Investigating the death is DI Alex Randall, who keeps Martha abreast of developments. But Martha pursues her own investigations into the background of both boys. Whilst nearly everyone she initially speaks with denies the bullying she gets a totally different picture from Callum’s history teacher Adam Farthing, who describes Callum as an intelligent but mild boy. And Martha is sceptical that a timid boy such as Callum would have killed himself.
This is a serious subject that is dealt with by the author with sensitivity. Flashes of humour are provided by Martha’s
gossipy Jericho. There’s also the
promise of romance, with the rather secretive widower Simon Pendlebury, and the
enigmatic Alex Randall – my money is on the latter. I didn’t get a good feeling about Simon
Reviewer: Lizzie Hayes
There are eight books in the series featuring DI Joanna Piercy. Also three stand-alone novels, Night Visit (1998) A Fatal Cut (2000) and A Plea of Insanity (2004). In 2003 she published Disturbing Ground, set in South Wales featuring Dr Megan Banesto, which I understood is the start of a new series.
Priscilla Masters was born in Halifax, and brought up in South Wales, one of seven multi-racial children adopted by an orthopaedic surgeon and his Classics graduate wife. Priscilla trained as a registered nurse in the Queen Elizabeth Hospital Birmingham. She moved to Staffordshire in the 1970s, had an antiques business for a while and two sons. She started writing in the 1980s in response to an aunt asking her what she was going to do with her life! Winding up the Serpent was her first Joanna Piercy story, published in 1995. There are now fifteen books in the series. She has also written several medical standalones and a series set in Shrewsbury, featuring coroner Martha Gunn.
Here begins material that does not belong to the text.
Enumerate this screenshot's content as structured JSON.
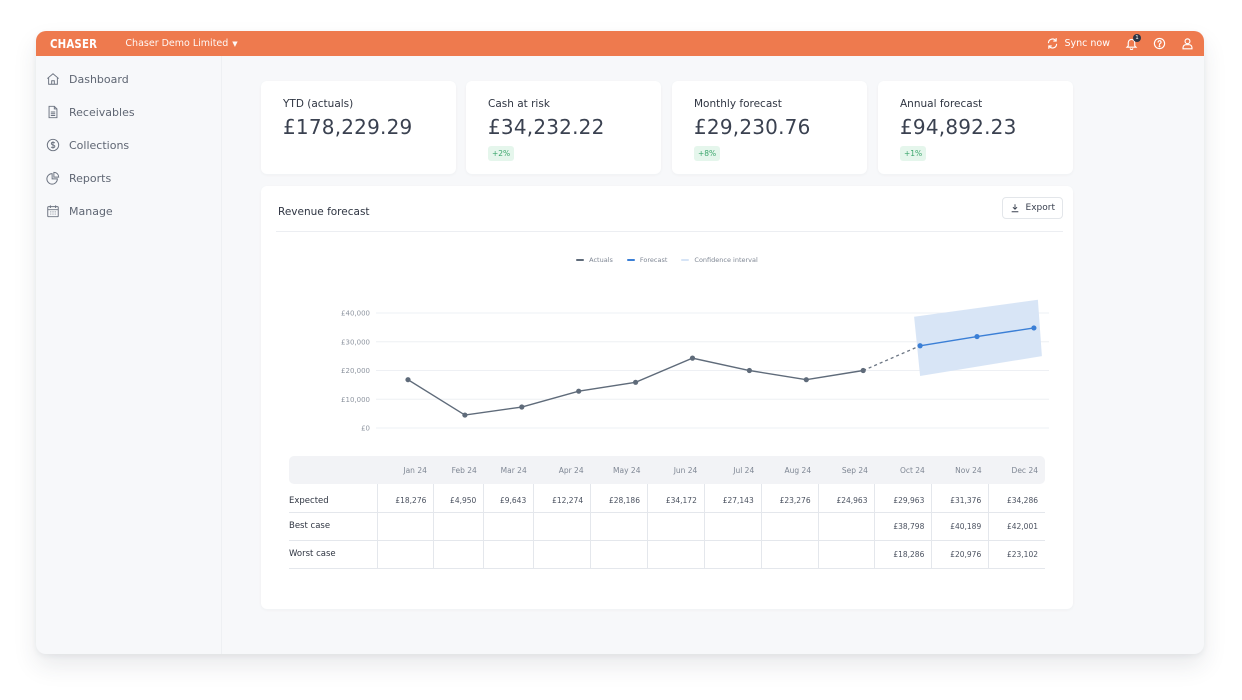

Her most recent series features Dr Claire Roget who is a forensic psychiatrist who has some very unpredictable patients